▶ **Goal of the exercise**:
The reply should consist of one number, which is how many lines in the material below contain "true".

::::::::::

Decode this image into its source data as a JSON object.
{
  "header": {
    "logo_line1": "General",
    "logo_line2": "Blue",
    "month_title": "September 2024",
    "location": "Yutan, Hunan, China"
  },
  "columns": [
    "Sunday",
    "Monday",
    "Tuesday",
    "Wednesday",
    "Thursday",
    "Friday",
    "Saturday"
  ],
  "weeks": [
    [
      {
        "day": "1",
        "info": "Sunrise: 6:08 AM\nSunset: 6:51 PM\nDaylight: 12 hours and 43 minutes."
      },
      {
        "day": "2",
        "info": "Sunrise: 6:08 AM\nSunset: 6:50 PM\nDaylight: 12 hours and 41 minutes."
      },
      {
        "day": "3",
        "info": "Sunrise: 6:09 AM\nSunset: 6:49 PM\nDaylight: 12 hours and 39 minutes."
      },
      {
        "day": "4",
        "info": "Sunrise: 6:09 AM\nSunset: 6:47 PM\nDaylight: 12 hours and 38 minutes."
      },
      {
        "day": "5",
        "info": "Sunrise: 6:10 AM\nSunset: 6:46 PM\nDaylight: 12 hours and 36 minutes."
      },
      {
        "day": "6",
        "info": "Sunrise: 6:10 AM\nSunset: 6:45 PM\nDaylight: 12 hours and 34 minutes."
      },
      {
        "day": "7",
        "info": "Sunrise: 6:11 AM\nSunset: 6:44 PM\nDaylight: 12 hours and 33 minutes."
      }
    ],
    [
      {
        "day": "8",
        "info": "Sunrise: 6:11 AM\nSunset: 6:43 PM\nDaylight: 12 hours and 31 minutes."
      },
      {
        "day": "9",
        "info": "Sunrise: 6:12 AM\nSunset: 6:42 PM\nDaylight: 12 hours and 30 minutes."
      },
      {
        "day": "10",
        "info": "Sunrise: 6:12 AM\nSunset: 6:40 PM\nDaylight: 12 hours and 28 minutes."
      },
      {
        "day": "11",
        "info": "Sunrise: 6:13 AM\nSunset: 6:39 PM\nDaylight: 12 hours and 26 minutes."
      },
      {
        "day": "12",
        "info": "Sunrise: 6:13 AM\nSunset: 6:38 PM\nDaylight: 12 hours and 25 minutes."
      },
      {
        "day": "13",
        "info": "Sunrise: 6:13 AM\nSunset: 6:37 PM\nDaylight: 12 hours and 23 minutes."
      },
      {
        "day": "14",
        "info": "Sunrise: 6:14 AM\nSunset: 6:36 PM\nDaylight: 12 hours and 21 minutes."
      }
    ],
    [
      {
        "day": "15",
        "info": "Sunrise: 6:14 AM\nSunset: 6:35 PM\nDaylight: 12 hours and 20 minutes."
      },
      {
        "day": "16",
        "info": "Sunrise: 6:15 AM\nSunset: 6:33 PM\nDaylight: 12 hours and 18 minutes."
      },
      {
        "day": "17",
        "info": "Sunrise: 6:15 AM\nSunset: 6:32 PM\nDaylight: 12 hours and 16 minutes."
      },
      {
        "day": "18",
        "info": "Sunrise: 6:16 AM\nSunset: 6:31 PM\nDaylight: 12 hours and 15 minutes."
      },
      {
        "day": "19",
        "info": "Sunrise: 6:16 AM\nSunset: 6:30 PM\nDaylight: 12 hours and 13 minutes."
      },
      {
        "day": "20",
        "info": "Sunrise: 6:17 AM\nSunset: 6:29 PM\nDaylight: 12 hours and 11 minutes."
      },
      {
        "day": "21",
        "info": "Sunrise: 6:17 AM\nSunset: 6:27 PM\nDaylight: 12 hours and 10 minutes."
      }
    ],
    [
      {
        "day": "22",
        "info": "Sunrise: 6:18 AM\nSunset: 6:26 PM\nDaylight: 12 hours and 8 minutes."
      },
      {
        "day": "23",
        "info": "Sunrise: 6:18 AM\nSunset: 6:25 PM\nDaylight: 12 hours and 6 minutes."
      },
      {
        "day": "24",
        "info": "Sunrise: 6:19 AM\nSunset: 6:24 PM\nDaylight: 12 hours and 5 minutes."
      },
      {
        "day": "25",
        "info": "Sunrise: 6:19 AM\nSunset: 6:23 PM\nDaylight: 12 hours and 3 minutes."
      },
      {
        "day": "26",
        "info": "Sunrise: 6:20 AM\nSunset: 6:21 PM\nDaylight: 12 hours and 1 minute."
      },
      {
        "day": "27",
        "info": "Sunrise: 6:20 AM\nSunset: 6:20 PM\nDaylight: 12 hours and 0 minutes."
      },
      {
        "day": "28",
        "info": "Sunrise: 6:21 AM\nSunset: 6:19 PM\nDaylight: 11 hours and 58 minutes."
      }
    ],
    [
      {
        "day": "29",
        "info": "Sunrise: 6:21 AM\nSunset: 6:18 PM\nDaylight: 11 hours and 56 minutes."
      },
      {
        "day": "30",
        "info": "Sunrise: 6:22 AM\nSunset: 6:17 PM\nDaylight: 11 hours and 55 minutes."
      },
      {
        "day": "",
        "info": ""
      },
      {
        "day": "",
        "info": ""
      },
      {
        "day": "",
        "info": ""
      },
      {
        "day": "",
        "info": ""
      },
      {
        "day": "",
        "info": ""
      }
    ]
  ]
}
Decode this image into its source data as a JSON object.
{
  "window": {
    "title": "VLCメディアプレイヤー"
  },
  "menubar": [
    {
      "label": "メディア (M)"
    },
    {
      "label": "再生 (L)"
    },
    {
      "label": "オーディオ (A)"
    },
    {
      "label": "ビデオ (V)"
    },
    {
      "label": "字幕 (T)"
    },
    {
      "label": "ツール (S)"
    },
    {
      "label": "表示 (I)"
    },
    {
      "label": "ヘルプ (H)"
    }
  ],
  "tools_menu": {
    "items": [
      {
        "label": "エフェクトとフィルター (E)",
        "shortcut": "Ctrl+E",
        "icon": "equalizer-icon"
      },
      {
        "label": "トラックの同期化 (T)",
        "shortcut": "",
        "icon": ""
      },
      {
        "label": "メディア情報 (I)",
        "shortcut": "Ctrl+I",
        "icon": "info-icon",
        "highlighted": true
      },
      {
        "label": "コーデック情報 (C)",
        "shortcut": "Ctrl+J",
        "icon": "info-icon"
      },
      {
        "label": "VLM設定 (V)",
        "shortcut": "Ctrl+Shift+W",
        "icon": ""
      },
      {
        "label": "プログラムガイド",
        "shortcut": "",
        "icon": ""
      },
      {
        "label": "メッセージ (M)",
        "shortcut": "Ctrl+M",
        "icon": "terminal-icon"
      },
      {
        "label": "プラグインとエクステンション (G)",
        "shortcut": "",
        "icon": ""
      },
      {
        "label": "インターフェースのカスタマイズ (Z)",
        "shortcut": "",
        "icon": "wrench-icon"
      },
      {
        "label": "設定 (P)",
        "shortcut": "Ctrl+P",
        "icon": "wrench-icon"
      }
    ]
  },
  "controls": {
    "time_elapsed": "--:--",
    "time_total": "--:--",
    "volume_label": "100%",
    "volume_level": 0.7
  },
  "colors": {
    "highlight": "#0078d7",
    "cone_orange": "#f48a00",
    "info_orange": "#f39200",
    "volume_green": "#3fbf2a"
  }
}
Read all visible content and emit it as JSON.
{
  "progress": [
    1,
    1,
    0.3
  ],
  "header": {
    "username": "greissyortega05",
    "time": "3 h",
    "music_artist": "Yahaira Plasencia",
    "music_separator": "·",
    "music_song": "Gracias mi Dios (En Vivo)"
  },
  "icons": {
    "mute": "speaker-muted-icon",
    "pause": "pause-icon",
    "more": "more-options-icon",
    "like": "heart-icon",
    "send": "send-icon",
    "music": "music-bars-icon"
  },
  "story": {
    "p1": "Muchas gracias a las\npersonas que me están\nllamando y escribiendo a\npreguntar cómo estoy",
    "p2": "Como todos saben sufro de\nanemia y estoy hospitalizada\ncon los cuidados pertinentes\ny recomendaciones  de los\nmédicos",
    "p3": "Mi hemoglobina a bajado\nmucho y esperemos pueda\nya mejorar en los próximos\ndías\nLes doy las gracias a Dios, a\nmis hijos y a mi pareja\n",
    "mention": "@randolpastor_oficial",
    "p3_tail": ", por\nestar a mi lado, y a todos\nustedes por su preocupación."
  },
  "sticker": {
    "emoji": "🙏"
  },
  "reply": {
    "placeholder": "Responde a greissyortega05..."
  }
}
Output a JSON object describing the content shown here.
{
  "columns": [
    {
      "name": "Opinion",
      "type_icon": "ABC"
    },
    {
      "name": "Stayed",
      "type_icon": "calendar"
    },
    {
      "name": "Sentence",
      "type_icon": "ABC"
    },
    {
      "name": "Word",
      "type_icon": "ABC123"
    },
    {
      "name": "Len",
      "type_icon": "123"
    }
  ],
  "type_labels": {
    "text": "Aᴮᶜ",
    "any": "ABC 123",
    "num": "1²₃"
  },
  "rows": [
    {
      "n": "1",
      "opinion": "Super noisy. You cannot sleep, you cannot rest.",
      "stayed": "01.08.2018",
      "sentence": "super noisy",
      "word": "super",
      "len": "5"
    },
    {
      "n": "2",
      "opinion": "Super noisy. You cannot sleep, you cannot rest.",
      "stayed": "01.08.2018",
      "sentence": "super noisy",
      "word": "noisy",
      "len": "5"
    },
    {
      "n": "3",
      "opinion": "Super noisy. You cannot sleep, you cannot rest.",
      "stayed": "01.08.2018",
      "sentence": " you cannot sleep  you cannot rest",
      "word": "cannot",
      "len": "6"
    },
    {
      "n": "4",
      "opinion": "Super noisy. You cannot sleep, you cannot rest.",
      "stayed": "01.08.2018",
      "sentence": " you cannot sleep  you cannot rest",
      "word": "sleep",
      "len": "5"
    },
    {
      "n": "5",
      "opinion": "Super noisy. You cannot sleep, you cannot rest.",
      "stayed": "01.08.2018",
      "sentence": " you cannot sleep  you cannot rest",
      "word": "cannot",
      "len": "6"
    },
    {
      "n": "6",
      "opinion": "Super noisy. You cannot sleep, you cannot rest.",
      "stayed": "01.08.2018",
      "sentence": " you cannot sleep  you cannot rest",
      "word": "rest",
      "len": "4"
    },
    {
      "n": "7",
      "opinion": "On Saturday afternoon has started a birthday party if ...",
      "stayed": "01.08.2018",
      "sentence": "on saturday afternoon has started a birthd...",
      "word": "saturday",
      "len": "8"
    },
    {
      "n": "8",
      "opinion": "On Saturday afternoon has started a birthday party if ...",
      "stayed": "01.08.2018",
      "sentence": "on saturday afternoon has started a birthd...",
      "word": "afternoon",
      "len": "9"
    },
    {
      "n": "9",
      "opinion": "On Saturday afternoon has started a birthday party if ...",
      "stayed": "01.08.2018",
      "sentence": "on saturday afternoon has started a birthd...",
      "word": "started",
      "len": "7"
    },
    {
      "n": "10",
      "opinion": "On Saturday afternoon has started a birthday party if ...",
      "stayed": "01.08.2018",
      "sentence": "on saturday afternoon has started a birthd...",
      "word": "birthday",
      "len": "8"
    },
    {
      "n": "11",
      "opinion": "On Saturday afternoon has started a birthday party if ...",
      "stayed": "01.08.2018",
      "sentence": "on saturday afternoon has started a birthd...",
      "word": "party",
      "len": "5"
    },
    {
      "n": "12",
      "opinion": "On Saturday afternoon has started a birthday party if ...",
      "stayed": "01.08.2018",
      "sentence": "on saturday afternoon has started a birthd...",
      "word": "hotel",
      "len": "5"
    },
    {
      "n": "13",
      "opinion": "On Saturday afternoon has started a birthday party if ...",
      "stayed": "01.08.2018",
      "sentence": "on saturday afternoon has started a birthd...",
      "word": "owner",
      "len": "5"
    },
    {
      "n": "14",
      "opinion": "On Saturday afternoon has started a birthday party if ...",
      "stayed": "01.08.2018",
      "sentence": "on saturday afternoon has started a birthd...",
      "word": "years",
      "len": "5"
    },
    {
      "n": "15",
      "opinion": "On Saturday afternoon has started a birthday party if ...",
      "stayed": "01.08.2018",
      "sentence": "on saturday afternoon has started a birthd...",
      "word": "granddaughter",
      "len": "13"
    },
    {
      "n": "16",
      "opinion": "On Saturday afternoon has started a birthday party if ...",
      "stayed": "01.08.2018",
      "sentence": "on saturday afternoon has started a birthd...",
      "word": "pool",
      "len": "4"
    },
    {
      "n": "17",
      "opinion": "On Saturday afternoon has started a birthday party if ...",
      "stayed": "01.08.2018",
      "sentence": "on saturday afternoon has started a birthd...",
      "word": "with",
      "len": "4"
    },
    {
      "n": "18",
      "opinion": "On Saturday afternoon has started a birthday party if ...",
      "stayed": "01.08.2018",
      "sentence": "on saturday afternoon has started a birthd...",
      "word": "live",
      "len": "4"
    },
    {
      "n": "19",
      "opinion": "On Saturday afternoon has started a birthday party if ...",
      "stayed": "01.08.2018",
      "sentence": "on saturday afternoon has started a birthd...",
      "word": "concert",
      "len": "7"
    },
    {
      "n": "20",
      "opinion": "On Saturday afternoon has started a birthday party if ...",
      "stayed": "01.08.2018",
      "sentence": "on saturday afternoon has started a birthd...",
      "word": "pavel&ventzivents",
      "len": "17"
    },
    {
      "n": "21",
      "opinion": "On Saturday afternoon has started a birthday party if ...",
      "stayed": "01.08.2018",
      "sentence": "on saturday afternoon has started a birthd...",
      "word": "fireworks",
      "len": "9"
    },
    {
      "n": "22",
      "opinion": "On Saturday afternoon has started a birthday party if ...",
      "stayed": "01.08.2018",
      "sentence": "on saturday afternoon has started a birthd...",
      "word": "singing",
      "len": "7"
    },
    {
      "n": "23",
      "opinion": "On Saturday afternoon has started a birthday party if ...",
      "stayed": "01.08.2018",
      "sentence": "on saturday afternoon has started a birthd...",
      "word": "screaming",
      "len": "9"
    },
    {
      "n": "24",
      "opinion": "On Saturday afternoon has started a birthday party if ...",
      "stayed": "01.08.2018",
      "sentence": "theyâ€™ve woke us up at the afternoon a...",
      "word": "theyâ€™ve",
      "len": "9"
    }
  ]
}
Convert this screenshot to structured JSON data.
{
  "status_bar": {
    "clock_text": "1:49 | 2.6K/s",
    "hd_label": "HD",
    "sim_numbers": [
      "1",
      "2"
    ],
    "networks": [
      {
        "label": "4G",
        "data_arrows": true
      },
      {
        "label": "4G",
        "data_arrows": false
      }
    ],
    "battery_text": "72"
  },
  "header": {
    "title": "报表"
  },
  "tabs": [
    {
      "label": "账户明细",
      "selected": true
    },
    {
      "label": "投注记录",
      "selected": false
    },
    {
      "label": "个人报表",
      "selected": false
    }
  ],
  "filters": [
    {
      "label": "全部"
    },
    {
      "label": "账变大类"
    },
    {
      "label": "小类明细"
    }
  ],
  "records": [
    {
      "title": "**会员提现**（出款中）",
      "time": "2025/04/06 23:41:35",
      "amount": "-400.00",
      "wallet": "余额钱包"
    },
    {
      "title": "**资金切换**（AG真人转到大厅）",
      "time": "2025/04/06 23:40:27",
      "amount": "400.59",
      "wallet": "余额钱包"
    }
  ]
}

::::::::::

▶ **Written solution**:
3